And what about the millions of Americans who will gain coverage on January 1 through insurance exchanges and expanded Medicaid programs in many states (unfortunately, not including Pennsylvania)? Do they deserve the chance to remain uninsured?
Like many previous attempts to block Obamacare, this version relies heavily on misinformation. McConnell used it in two recent op-eds, including one in the Inquirer. In them, he cited reports of qualms with the law among some Senate Democrats to assert that even they fear higher premiums, lost jobs, and high compliance costs.
But that's not what they said. In fact, they are eager for Obamacare's successful implementation. Their concern is that it will require more money and resources than the administration is expending. And McConnell is doing his best to make sure that Congress blocks Obama's access to both.
Opponents have also heralded an erroneous report of Democratic plans to extend preferential treatment to members of Congress and their staffs. In fact, the law already treats them worse than almost everyone else who receives employment-based coverage. Under a provision originally proposed by Senator Chuck Grassley (R – Iowa) their coverage will end on January 1 and they will search for it on their own through insurance exchanges. Democrats are seeking to clarify that they will still receive an employer contribution toward the cost of premiums – something that almost every other American with job-based health insurance will continue to get.
That puts the burden on Obama to get the word out. Yet, inexplicably, the administration's public information effort has been tepid at best. At a press conference this week, Obama gave a lackluster defense of his rollout plans.

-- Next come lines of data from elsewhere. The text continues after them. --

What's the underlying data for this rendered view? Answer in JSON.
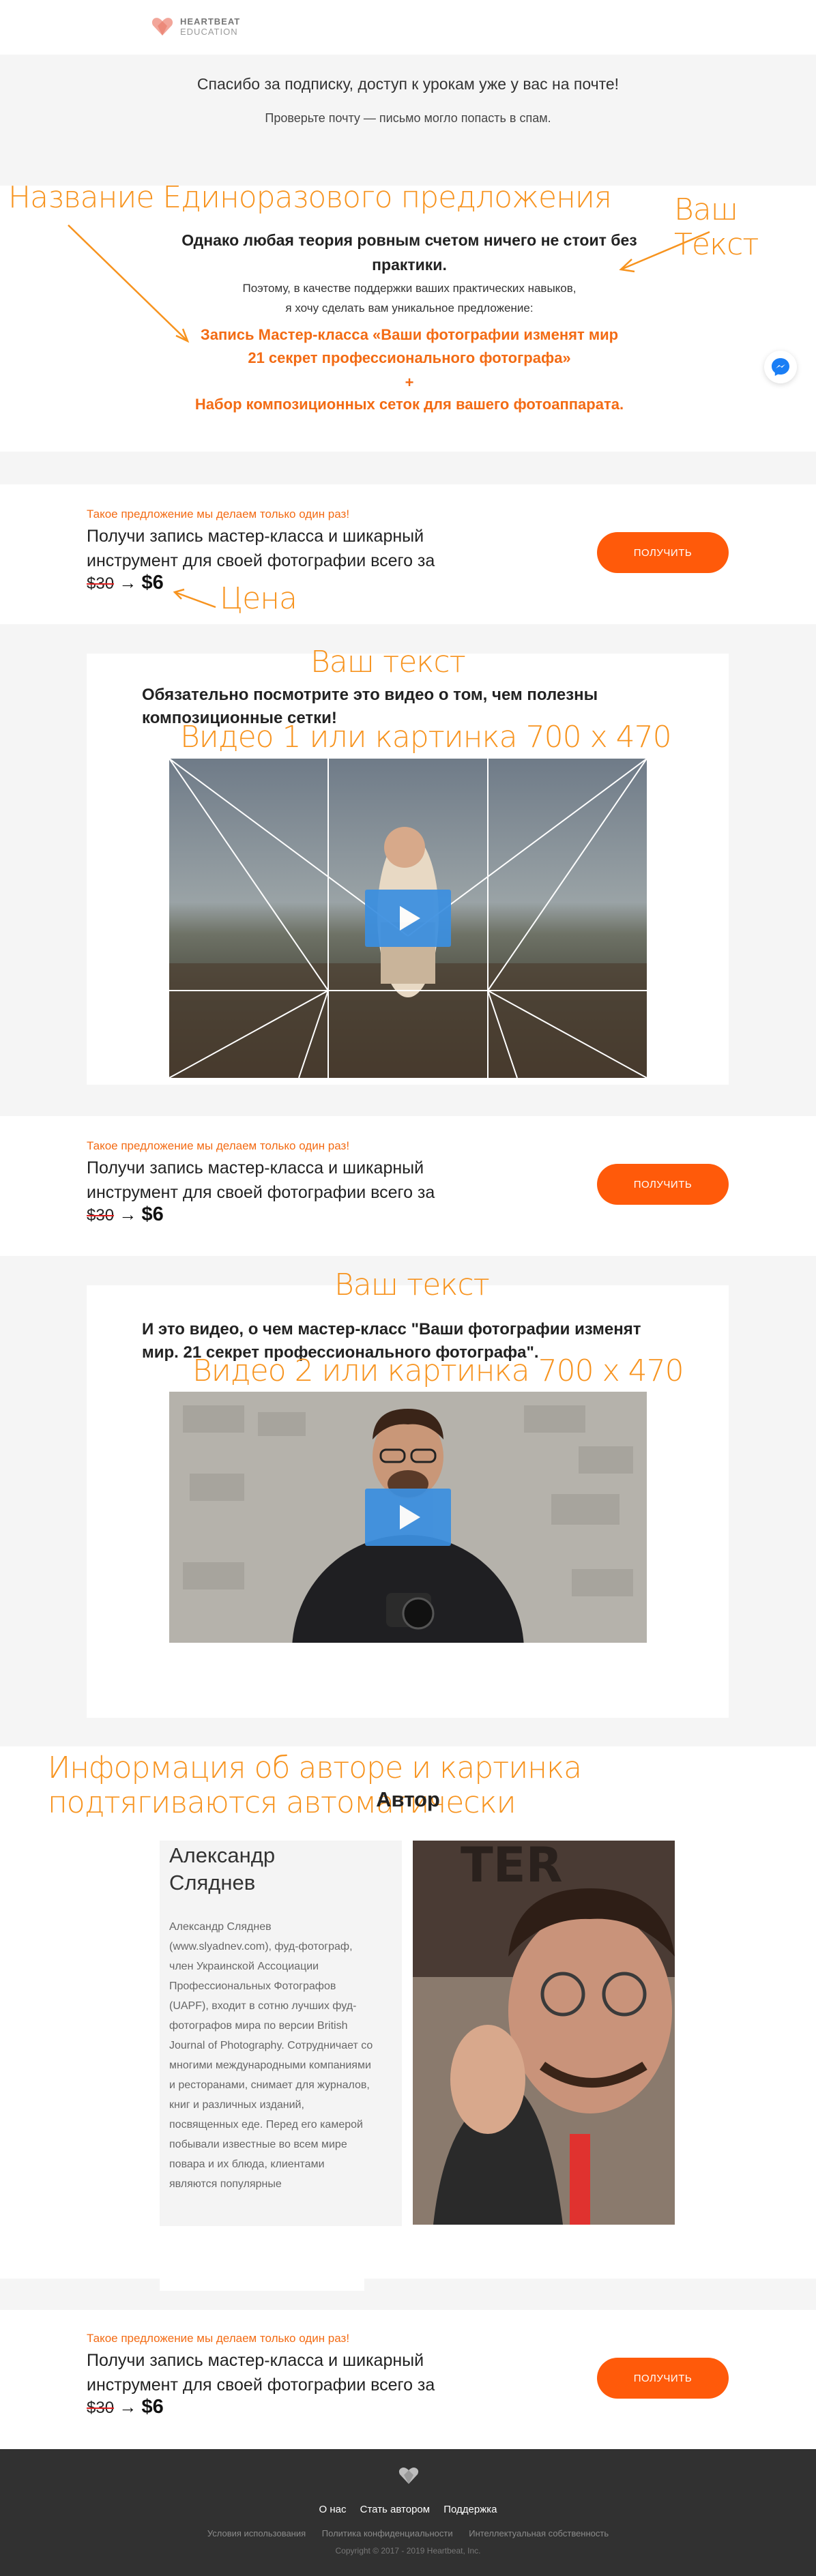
{
  "header": {
    "logo_line1": "HEARTBEAT",
    "logo_line2": "EDUCATION"
  },
  "thanks": {
    "title": "Спасибо за подписку, доступ к урокам уже у вас на почте!",
    "subtitle": "Проверьте почту — письмо могло попасть в спам."
  },
  "offer": {
    "heading": "Однако любая теория ровным счетом ничего не стоит без практики.",
    "p1": "Поэтому, в качестве поддержки ваших практических навыков,",
    "p2": "я хочу сделать вам уникальное предложение:",
    "line1": "Запись Мастер-класса «Ваши фотографии изменят мир",
    "line2": "21 секрет профессионального фотографа»",
    "plus": "+",
    "line3": "Набор композиционных сеток для вашего фотоаппарата."
  },
  "annotations": {
    "offer_name": "Название Единоразового предложения",
    "your_text_1": "Ваш Текст",
    "price": "Цена",
    "your_text_2": "Ваш текст",
    "video1": "Видео 1 или картинка 700 х 470",
    "your_text_3": "Ваш текст",
    "video2": "Видео 2 или картинка 700 х 470",
    "author_auto": "Информация об авторе и картинка подтягиваются автоматически"
  },
  "cta": {
    "once": "Такое предложение мы делаем только один раз!",
    "text": "Получи запись мастер-класса и шикарный инструмент для своей фотографии всего за",
    "old_price": "$30",
    "arrow": "→",
    "new_price": "$6",
    "button": "ПОЛУЧИТЬ"
  },
  "video1": {
    "heading": "Обязательно посмотрите это видео о том, чем полезны композиционные сетки!"
  },
  "video2": {
    "heading": "И это видео, о чем мастер-класс \"Ваши фотографии изменят мир. 21 секрет профессионального фотографа\"."
  },
  "author": {
    "section_title": "Автор",
    "name": "Александр Сляднев",
    "bio": "Александр Сляднев (www.slyadnev.com), фуд-фотограф, член Украинской Ассоциации Профессиональных Фотографов (UAPF), входит в сотню лучших фуд-фотографов мира по версии British Journal of Photography. Сотрудничает со многими международными компаниями и ресторанами, снимает для журналов, книг и различных изданий, посвященных еде. Перед его камерой побывали известные во всем мире повара и их блюда, клиентами являются популярные"
  },
  "footer": {
    "links": [
      "О нас",
      "Стать автором",
      "Поддержка"
    ],
    "legal": [
      "Условия использования",
      "Политика конфиденциальности",
      "Интеллектуальная собственность"
    ],
    "copyright": "Copyright © 2017 - 2019 Heartbeat, Inc."
  },
  "colors": {
    "accent": "#ff5a0a",
    "annotation": "#f7931e",
    "footer_bg": "#313131"
  }
}
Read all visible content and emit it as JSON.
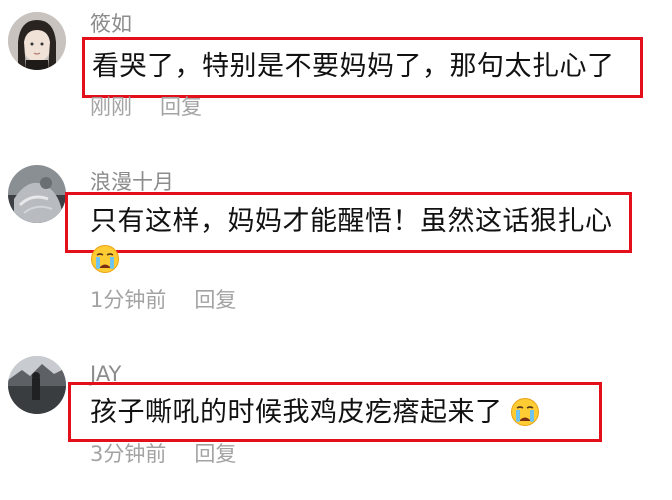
{
  "comments": [
    {
      "username": "筱如",
      "text": "看哭了，特别是不要妈妈了，那句太扎心了",
      "time": "刚刚",
      "reply": "回复",
      "emoji": ""
    },
    {
      "username": "浪漫十月",
      "text": "只有这样，妈妈才能醒悟！虽然这话狠扎心",
      "time": "1分钟前",
      "reply": "回复",
      "emoji": "crying-face-icon"
    },
    {
      "username": "JAY",
      "text": "孩子嘶吼的时候我鸡皮疙瘩起来了",
      "time": "3分钟前",
      "reply": "回复",
      "emoji": "crying-face-icon"
    }
  ],
  "colors": {
    "highlight_box": "#e3101b",
    "username": "#8c8c8c",
    "meta": "#a3a3a3",
    "text": "#111111"
  }
}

With version 5.0 of opposition strategy underway, it is clear that Obamacare opponents will not stop. The only effective defense is a vigorous communications campaign in response. What is Obama waiting for?